This state of affairs is not nice, but mostly the truth.
Nevertheless, at some point, the information is consumable for us. If you are using JFrog Xray, from the free tier, for example, you will get the information very fast. JFrog is consuming different security information resources and merging all information into a single vulnerability database. After this database is fed with new information, all JFrog Xray instances are updated. After this stage is reached, you can act.
Until now, the only thing you can do to speed up the information flow is spending money for professional security information aggregator. But as soon as the information is consumable for you, the timer runs. It depends on your environment how fast this security fix will be up and running in production. To minimise the amount of time a full automated CI Pipeline ist one of the critical factors.

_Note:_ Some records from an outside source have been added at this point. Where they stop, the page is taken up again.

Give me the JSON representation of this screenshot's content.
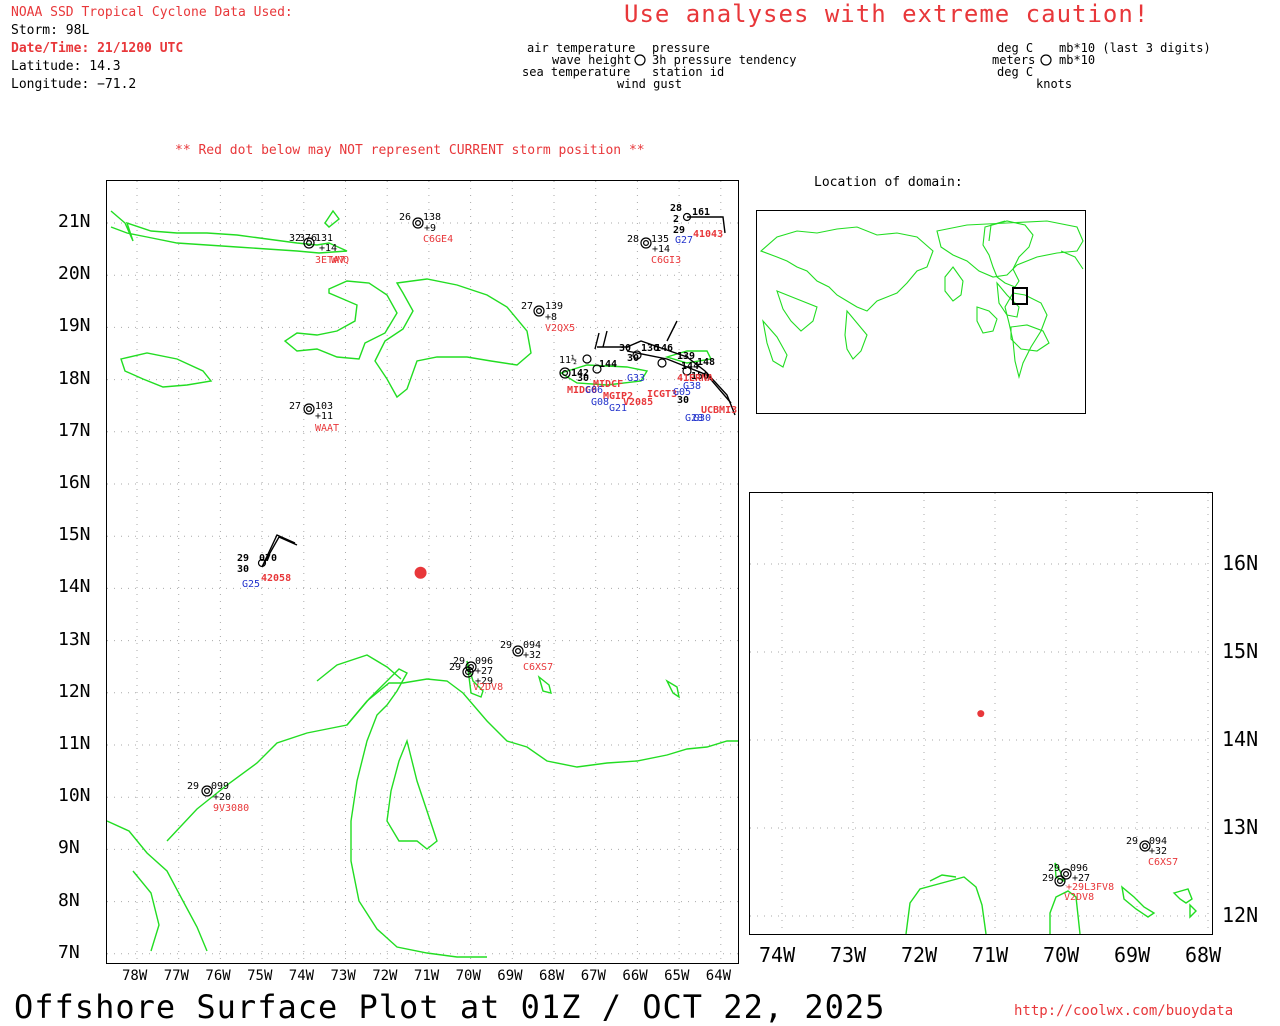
{
  "header": {
    "source": "NOAA SSD Tropical Cyclone Data Used:",
    "storm": "Storm: 98L",
    "datetime": "Date/Time: 21/1200 UTC",
    "latitude": "Latitude: 14.3",
    "longitude": "Longitude: −71.2",
    "caution": "Use analyses with extreme caution!",
    "red_dot_note": "** Red dot below may NOT represent CURRENT storm position **"
  },
  "legend": {
    "left": {
      "air_temperature": "air temperature",
      "pressure": "pressure",
      "wave_height": "wave height",
      "pressure_tendency": "3h pressure tendency",
      "sea_temperature": "sea temperature",
      "station_id": "station id",
      "wind_gust": "wind gust"
    },
    "right": {
      "deg_c_1": "deg C",
      "mb10": "mb*10 (last 3 digits)",
      "meters": "meters",
      "mb10_b": "mb*10",
      "deg_c_2": "deg C",
      "knots": "knots"
    }
  },
  "location_title": "Location of domain:",
  "footer": {
    "title": "Offshore Surface Plot at 01Z / OCT 22, 2025",
    "url": "http://coolwx.com/buoydata"
  },
  "colors": {
    "land": "#22dd22",
    "marker": "#e8373a",
    "station_id": "#e8373a",
    "ship_id": "#2233cc"
  },
  "main_map": {
    "lat_labels": [
      "21N",
      "20N",
      "19N",
      "18N",
      "17N",
      "16N",
      "15N",
      "14N",
      "13N",
      "12N",
      "11N",
      "10N",
      "9N",
      "8N",
      "7N"
    ],
    "lon_labels": [
      "78W",
      "77W",
      "76W",
      "75W",
      "74W",
      "73W",
      "72W",
      "71W",
      "70W",
      "69W",
      "68W",
      "67W",
      "66W",
      "65W",
      "64W"
    ],
    "storm_marker": {
      "lat": 14.3,
      "lon": -71.2
    },
    "stations": [
      {
        "air": "26",
        "pres": "138",
        "tend": "+9",
        "id": "C6GE4"
      },
      {
        "air": "32",
        "pres": "131",
        "tend": "+14",
        "id": "3ETA7",
        "extra": "376",
        "id2": "WNQ"
      },
      {
        "air": "28",
        "pres": "135",
        "tend": "+14",
        "id": "C6GI3"
      },
      {
        "air": "28",
        "pres": "161",
        "air2": "2",
        "sea": "29",
        "id": "41043",
        "id2": "G27"
      },
      {
        "air": "27",
        "pres": "139",
        "tend": "+8",
        "id": "V2QX5"
      },
      {
        "air": "27",
        "pres": "103",
        "tend": "+11",
        "id": "WAAT"
      },
      {
        "air": "29",
        "pres": "070",
        "sea": "30",
        "id": "42058",
        "id2": "G25"
      },
      {
        "air": "29",
        "pres": "094",
        "tend": "+32",
        "id": "C6XS7"
      },
      {
        "air": "29",
        "pres": "096",
        "tend": "+27",
        "id": "V2DV8"
      },
      {
        "air": "29",
        "pres": "099",
        "tend": "+20",
        "id": "9V3080"
      },
      {
        "air": "11½",
        "pres": "142",
        "sea": "30",
        "id": "MIDC6",
        "id2": "G08"
      },
      {
        "air": "30",
        "pres": "144",
        "id": "G21"
      }
    ]
  },
  "inset_map": {
    "lat_labels": [
      "16N",
      "15N",
      "14N",
      "13N",
      "12N"
    ],
    "lon_labels": [
      "74W",
      "73W",
      "72W",
      "71W",
      "70W",
      "69W",
      "68W"
    ],
    "stations": [
      {
        "air": "29",
        "pres": "094",
        "tend": "+32",
        "id": "C6XS7"
      },
      {
        "air": "29",
        "pres": "096",
        "tend": "+27",
        "id": "V2DV8",
        "tend2": "+29",
        "id2": "L3FV8"
      }
    ]
  }
}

But even more critical is excellent and robust test coverage.
Good test coverage will allow you, to switch dependency versions immediately and push this change after a green test run into production. I recommend using a more substantial test coverage as pure line-coverages. The technique called "mutation test coverage" is a powerful one.
Mutation Test Coverage
If you want to know more about this on, check out my YouTube >channel.
I have a video that explains the theoretical part and the >practical one for Java and Kotlin.
The need for a single point that understands all repo-types
To get a picture of the full impact graph based on all known vulnerabilities, it is crucial to understand all package managers included by the dependencies. Focussing on just one layer in the tech-stack is by far not enough.
JFrog Artifactory provides information, including the vendor-specific metadata that is part of the package managers.
JFrog Xray can consume all this knowledge and can scan all binaries that are hosted inside the repositories that are managed by Artifactory.
Shift Left means that Vulnerabilities must be eliminated as early as possible inside the production pipeline. One early-stage after the concept phase is the coding itself. At the moment you start adding dependencies to your project you are possibly adding Vulnerabilities as well.
The fastest way to get feedback regarding your dependencies is the JFrog IDE Plugin. This plugin will connect your IDE to your JFrog Xray Instance. The free tier will give you access to Vulnerability scanning. The Plugin is OpenSource and available for IntelliJ, VS-Code, Eclipse,... If you need some additional features, make a feature request on GitHub or fork the Repository add your changes and make a merge request.
Try it out by yourself - JFrog Free Tier
If you add a dependency to your project, the IDE Plugin can understand this information based on the used package manager. The IDE Plugin is connected to your JFrog Xray instance and will be queried if there is a change inside your project's dependency definition. The information provided by Xray includes the known vulnerabilities of the added dependency. If there is a fixed version of the dependency available, the new version number will be shown.
If you want to see the IDE Plugin in Action without >registering for a Free Tier, have a look at my youtube video.
With the JFrog Free Tier, you have the tools in your hands to practice Shift Left and pushing it into your IDE.
Create repositories for all included technologies, use Artifactory as a proxy for your binaries and let Xray scan the full stack.
With this, you have a complete impact graph based on your full-stack and the pieces of information about known Vulnerabilities as early as possible inside your production line.
You don't have to wait until your CI Pipeline starts complaining. This will save a lot of your time.
If you liked this blog post, I would appreciate to have you as my new subscriber on Youtube.
On my channel, you will find videos about the topics Core Java, Kotlin and DevSecOps.
Please give me a thumbs up and see you on my channel.